The problem » Run through the records and, wherever a line holds the word "Service", return that line.

Records from a data collection:
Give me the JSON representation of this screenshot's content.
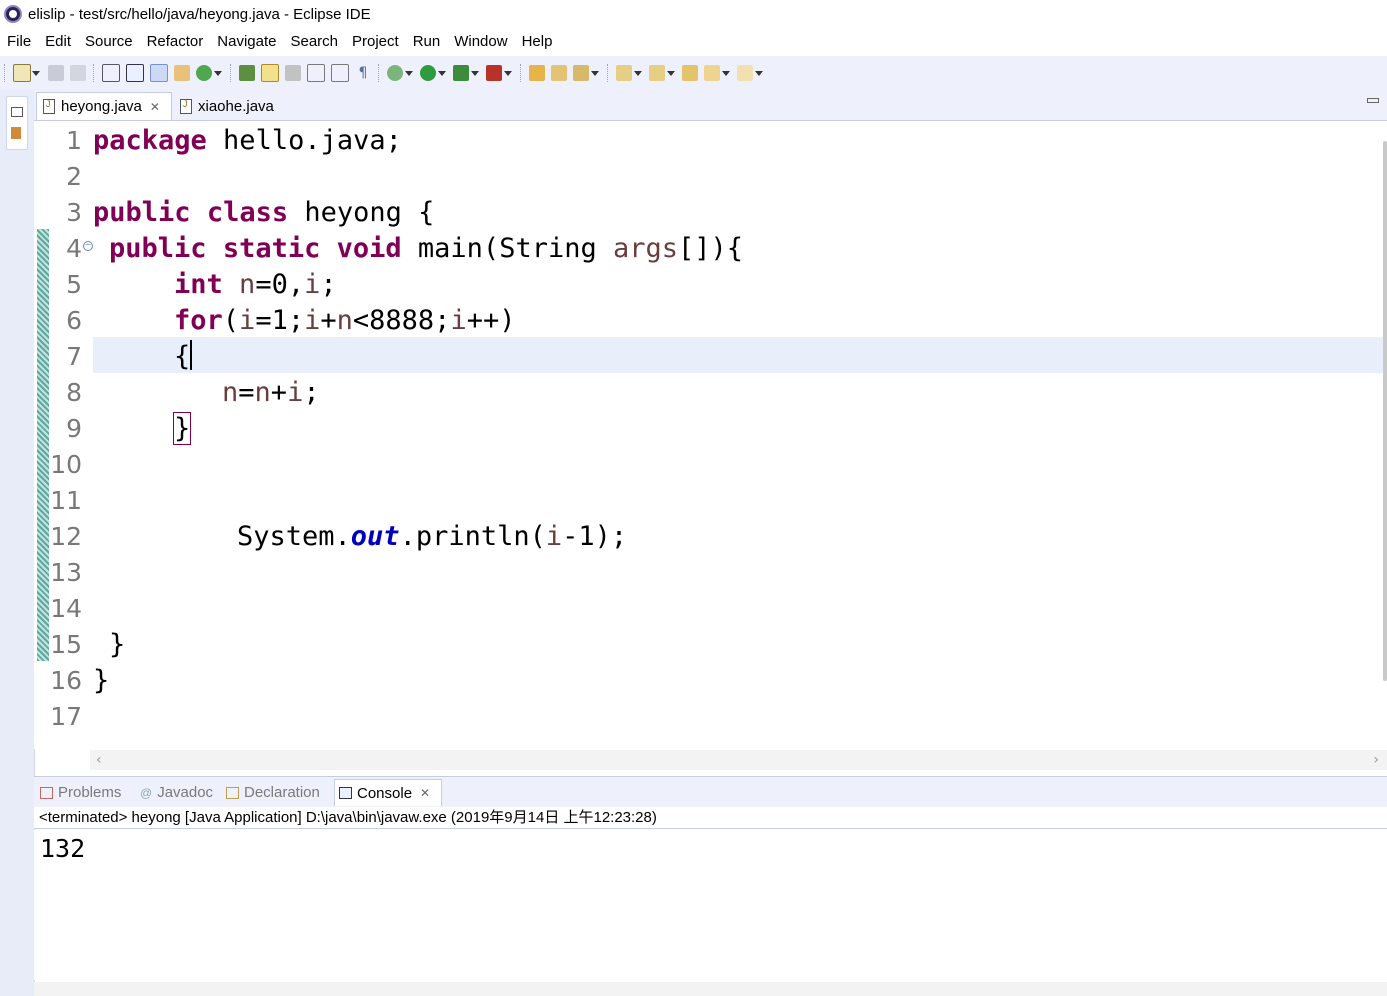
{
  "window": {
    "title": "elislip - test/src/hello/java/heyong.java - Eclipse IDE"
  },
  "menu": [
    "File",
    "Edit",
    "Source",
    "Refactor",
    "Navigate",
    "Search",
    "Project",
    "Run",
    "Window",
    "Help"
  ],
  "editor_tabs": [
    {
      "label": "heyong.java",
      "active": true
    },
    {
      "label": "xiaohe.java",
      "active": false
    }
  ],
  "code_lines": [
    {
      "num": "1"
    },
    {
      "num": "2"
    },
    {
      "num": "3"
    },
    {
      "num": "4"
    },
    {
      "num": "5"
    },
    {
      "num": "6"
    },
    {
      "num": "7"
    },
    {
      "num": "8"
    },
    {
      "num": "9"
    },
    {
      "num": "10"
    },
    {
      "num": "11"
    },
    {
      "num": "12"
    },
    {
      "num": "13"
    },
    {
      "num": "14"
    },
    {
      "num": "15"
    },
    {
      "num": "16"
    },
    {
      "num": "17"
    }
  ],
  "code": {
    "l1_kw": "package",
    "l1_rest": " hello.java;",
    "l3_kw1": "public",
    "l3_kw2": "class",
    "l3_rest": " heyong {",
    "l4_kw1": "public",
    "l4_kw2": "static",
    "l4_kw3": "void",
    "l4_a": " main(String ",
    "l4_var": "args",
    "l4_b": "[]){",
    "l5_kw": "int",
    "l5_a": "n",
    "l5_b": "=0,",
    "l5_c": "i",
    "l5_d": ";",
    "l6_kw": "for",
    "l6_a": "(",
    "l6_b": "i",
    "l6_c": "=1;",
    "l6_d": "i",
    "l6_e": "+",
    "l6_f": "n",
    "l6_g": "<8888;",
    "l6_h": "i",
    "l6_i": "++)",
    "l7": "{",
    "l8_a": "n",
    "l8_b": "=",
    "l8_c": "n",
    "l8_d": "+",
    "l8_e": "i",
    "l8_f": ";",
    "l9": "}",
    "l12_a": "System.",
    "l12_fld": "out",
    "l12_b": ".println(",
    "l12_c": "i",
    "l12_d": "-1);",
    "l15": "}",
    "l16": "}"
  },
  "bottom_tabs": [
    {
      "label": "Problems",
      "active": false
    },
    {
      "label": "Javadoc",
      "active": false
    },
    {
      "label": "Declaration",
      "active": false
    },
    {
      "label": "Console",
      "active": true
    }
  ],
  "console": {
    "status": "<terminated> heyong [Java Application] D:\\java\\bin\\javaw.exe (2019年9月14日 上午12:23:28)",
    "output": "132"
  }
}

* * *

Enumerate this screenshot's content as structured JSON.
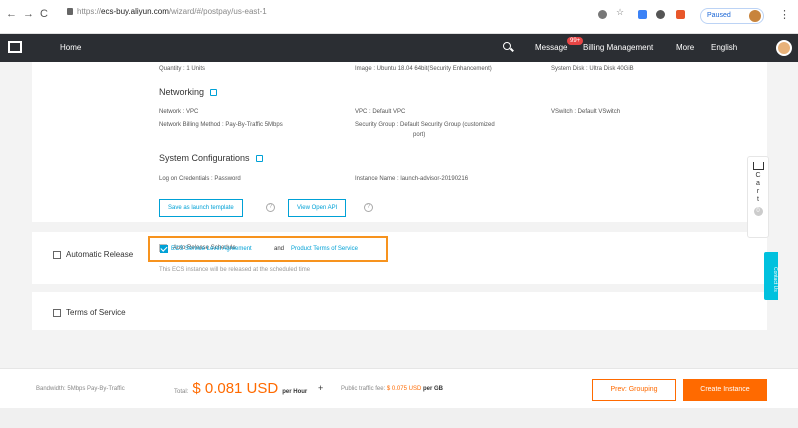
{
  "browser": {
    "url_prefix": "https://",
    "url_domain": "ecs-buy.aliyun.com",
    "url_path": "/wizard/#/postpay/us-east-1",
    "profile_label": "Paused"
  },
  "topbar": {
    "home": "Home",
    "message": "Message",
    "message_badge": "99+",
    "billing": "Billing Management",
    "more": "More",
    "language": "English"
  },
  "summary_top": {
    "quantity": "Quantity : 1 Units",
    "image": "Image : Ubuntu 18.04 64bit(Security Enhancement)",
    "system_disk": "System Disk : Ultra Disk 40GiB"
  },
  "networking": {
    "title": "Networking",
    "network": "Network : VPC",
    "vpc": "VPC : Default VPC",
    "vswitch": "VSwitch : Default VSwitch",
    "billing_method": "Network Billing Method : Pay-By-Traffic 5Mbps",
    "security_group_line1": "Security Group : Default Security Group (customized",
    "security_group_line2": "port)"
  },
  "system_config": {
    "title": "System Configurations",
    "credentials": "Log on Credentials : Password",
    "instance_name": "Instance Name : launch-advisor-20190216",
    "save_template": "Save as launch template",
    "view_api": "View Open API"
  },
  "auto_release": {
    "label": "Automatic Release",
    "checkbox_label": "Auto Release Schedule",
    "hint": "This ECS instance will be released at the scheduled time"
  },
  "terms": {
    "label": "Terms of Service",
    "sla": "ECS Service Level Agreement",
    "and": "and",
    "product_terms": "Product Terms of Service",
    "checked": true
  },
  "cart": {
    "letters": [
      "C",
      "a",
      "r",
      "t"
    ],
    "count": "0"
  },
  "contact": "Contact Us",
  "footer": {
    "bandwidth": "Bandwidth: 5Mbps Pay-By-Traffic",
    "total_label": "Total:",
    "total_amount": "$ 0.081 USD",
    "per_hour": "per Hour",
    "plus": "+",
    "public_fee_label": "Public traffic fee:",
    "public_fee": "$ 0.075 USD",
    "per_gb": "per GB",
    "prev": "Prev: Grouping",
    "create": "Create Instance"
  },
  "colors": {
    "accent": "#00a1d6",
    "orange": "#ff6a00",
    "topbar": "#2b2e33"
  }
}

Solution to the problem »
    "label": "Terms of Service",
    "sla": "ECS Service Level Agreement",
    "product_terms": "Product Terms of Service",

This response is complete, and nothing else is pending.